Campolo echoed the thoughts of at least some people in the room when he joked at the end of his talk, ‘“All you did was lay a guilt trip on us!”’ His use of Matthew 25: 31-46 was a good example, where Jesus talks about God’s final judgement, ‘…whatever you did for the least of these brothers and sisters of mine, you did for me.’ Was Campolo asking us to give out of fear of eternal punishment? He assured us that we were right to think of part of his talk as a guilt trip, yet we should feel guilty if we are in a position to help needy people and do not.
It is hard to argue with this when, according to the Global Rich List, those of us in the UK, even people on benefits, are better off than the children, that Compassion seeks sponsors for and 89 pence a day to do so will hardly break the bank, after all.
When Campolo asked for a show of hands for sponsors after a brief moment of prayer, a number responded. He told those of us who had kept our hands down to take literature away with us for further consideration so perhaps more will sponsor at a later date.
Child sponsorship is noble but creates an odd emotional attachment (I imagine) with another person that you have had no previous connection to and may never meet. That said, any charitable giving, be it on the street, over the phone or online, is doing so blindly when one cannot know where exactly one’s own money is spent.
At least sponsoring a particular child allows you to know exactly who it is with updates on their progress, with some potential contact. To his credit, Campolo did acknowledge this but challenged us that this is agape love - ‘the love of God for man and the love of man for God’, love only God can give, God loving the unloved through us. ‘Spirituality is allowing Christ to come into you and create.’ He also quoted 1 John 3: 17-18, ‘If anyone has material possessions and sees a brother or sister in need but has no pity on them, how can the love of God be in that person?’
Campolo seeks to be ‘spiritually energised’ on a daily basis and this was part of the first of three aspects of love that formed the meat of his talk - ‘Intense Concentration,’ for which we need God’s help to see past others’ (sometimes unpleasant) exteriors and into their souls.

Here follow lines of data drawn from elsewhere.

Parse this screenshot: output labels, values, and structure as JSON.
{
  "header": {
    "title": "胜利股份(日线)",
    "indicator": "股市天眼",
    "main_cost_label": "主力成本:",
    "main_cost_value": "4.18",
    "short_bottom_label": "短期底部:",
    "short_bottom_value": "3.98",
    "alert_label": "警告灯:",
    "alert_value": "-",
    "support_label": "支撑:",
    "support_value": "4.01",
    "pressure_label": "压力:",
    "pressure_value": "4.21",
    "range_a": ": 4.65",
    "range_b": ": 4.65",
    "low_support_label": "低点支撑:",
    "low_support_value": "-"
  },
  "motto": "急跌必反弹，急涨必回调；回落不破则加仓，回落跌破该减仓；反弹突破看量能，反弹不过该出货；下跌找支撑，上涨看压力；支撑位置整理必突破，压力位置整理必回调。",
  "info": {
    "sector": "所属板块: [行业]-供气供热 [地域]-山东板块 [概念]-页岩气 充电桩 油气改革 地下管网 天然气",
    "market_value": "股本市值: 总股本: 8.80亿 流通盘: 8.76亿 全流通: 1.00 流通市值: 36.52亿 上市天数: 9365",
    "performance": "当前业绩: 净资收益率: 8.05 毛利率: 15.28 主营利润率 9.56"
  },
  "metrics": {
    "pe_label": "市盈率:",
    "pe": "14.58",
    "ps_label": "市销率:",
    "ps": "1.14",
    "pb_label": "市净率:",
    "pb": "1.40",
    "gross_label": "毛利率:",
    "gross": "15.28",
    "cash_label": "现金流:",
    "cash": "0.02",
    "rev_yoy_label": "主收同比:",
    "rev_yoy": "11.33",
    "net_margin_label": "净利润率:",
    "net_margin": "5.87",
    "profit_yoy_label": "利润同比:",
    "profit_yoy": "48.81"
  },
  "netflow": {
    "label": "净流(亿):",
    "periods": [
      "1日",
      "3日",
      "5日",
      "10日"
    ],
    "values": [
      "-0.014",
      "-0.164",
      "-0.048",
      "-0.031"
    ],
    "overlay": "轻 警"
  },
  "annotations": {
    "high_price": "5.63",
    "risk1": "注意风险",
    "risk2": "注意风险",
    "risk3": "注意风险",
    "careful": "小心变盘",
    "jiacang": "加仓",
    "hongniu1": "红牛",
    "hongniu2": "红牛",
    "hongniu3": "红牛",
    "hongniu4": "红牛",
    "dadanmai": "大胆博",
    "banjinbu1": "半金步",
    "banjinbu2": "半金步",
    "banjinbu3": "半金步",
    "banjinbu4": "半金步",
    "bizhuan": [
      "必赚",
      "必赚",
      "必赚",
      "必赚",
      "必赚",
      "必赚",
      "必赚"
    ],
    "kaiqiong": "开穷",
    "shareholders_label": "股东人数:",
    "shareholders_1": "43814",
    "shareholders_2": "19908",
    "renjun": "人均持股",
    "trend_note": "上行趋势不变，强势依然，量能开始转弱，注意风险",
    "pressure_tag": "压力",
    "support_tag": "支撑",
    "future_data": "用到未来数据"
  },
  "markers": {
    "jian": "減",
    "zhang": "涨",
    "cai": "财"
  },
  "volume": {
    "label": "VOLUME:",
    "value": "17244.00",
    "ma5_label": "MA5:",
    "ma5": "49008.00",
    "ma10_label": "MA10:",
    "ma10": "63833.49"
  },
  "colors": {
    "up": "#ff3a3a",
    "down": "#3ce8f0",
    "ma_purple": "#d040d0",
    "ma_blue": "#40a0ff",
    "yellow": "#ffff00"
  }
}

Campolo gave the example of the ‘Duck Lady’ - a lollipop woman he knew who was filthy and given to ‘incessant quacking’. Campolo described a ‘mystical moment’ at the traffic lights between himself and the Duck Lady, whom he had known of for a while, where they looked at each other, her quacking stopped and she said, apropos of the experience (presumably), ’it’s quite lovely’. Then the lights changed, people barged past the pair to cross the road and the moment was gone. ‘If (it) had been longer,’ Campolo considered, ‘the deliverance could have continued.’ He told us that the therapy of love is the best love and is ‘empowered by Christ.’
The second aspect was ‘Commitment’. Campolo cited an old man who continued to love his wife, despite the fact that she no longer knew who he was due to suffering from Alzheimer's and that his friends tried to persuade him to put her into care. By devoting his time to looking after her he was ‘reneging on (his) calling from God’ to be a minister, they said. ‘She doesn’t know me,’ the old man told them, ‘but I know her.’ He cared for his wife as no-one else could.
‘Concern’ was the third aspect and final aspect, exemplified by Matthew 5:46: ’If you love those who love you, what reward have you?’ Campolo described a trip with students to Cité Soleil, Haiti, where their hearts were broken when they watched several mothers bring out the corpses of their own children for burial. One student, Josh, known as a ‘dangerous’ basketball player, ‘didn’t look so dangerous that day’ when he broke down in tears.
Graham Kendrick’s roughly 30-minute ‘concert’, which followed the talk, contained a couple of new songs I liked, including ‘Thorns In The Straw’ (about Mary considering Jesus’ future as she gazes upon him in the crib). He capped off the evening with old school assembly favourites such as ‘Shine Jesus Shine’, during the final verse of which, Kendrick had the congregation turn and face the exits in order to turn the words into a prayer over the city and the world.
Click here to read our exclusive interview with Tony Campolo.
Pictured above are top Graham Kendrick and, above Tony Campolo, appearing at Proclaimers in Norwich. Pictures by Mike Wiltshire.